Last month, Jakob’s Wife celebrated its world premiere at the 2021 SXSW Film Festival, and to mark the occasion, we shared the first part of our interview with the film’s star, Barbara Crampton (you can read it HERE). And now that the film is set to debut at limited theaters and on digital platforms this Friday, April 16th, we have the second part of our interview with Crampton to share with you, where the legendary actress discusses the real-world inspirations behind the onscreen relationship she shares with Jakob’s Wife co-star Larry Fessenden and how she worked out the various beats for her character Anne, who undergoes a very bloodthirsty transformation throughout the film.
Be sure to check out Jakob’s Wife this weekend, courtesy of RLJE Films.

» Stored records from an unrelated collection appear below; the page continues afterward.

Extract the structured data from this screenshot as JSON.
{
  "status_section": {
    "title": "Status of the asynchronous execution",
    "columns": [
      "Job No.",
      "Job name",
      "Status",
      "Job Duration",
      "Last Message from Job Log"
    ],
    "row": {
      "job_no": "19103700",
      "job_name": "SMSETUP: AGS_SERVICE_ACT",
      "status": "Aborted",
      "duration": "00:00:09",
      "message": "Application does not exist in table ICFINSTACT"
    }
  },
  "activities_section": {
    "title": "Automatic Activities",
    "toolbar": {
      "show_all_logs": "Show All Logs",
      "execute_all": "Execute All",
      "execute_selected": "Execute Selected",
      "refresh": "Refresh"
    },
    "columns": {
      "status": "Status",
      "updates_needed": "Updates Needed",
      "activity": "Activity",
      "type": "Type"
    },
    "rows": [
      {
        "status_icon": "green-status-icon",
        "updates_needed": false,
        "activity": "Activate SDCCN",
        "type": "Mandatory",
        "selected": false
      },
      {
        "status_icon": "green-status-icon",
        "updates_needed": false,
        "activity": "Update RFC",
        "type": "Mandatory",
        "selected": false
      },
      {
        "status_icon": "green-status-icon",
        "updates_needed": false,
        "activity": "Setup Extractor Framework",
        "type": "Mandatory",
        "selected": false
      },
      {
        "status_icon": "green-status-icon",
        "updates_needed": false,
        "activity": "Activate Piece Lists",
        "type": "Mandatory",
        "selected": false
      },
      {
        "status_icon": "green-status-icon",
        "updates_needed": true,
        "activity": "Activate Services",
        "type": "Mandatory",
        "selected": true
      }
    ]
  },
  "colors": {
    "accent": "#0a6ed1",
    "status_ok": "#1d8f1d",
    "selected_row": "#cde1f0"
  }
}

I know you get to do some very big things with your character here, but I want to talk about finding the smaller moments, because those quiet moments really set the stage for these characters and they put everything in motion. There were times when I really felt like you and Larry totally disappeared into the Fedders here.
Barbara Crampton: Well, we had a wonderful script. Mark Steensland won best screenplay at Shriekfest Film Festival in 2015, but the script did undergo a few drafts and a few changes over time. Travis, when he came in about a year before we started filming, added some things to the script as well. He also talked to Larry and I specifically about our own marriages, and about our relationships with our own spouses, and little things that bothered us about our spouses or that we bothered them with, and Travis was able to incorporate that in the script.
So there are moments in the script where Larry talks over me and interrupts me and my own husband does that to me. He doesn't do it to overshadow me. He doesn't even know he's doing it. He's just such a strong personality that he just does it, so he cringed a little bit when he saw the movie and he went, "Oh, that's what I do, don't I?" I said, "Yeah, that's what you do (laughs)." There's a scene in the movie where Larry's on the phone and he's yelling to me from another room, and I'm cooking dinner. I don't know what he's saying to me. I can’t hear him. My husband does this to me all the time. He makes me come to him to say, "What? What did you say to me?" He doesn't come to me if I can't hear him. He makes me come to him.
So, we peppered stuff like that into the film. That's real. Larry and I also talked on a couple of Zooms together and emails. We shared a house when we were shooting the film in Canton, Mississippi. He and I talked very much about our relationships with our spouses and all the different stuff that happens, the snoring. He's a snorer, apparently, and so is my husband. I've been woken up by my husband numerous times. I wear earplugs to this day every single night because he snores a little bit and I don't get a restful night's sleep. It was fun to be able to incorporate the realistic moments that Larry and I both have at home and use them in the film.
Before we go, I wanted to talk about Anne's transformation throughout Jakob’s Wife, as there are these different levels to what she’s experiencing. How was it digging into those aspects of your character? It feels so different than anything we’ve ever seen from you before.
Barbara Crampton: Oh, yeah. I mean, I had to map it out in the script and there had to be a progression of her being with no makeup and completely raw and natural, and how after she gets bitten physically, she's going to change. She's going to stay the age that she is forever. But also, it's not an immediate thing. She still has to learn to be empowered and what that means for her and also to be stronger physically and mentally, and to own it throughout the film. She has to learn all that. There were different moments where we changed her physical appearance to look younger and more vibrant, but then internally, she also had to get stronger. I had to pepper that in before we got to the very end.
I wear a wig in this film—that's not my real hair. And I wear some undergarments to hold myself in place; it was just to make myself appear to be younger because we didn't use any VFX on that. I mean, it's just me. The scene where I’m in the red dress, is that because I'm a vampire or is that because I chose to grab on to this new life that's been offered to me? Is it me doing it or is it the vampire blood that's doing it for me? You don't really know. I mean, it's a choice. She talks about making a choice and Bonnie Aarons' character, The Master, tells Anne, "You have to make a choice. The choice has always been yours." So my character had to accept this choice and we definitely wanted to see it escalating through the film, where when the decisions are escalating, the acceptance is escalating. So, we had a little map that we all referred to during filming.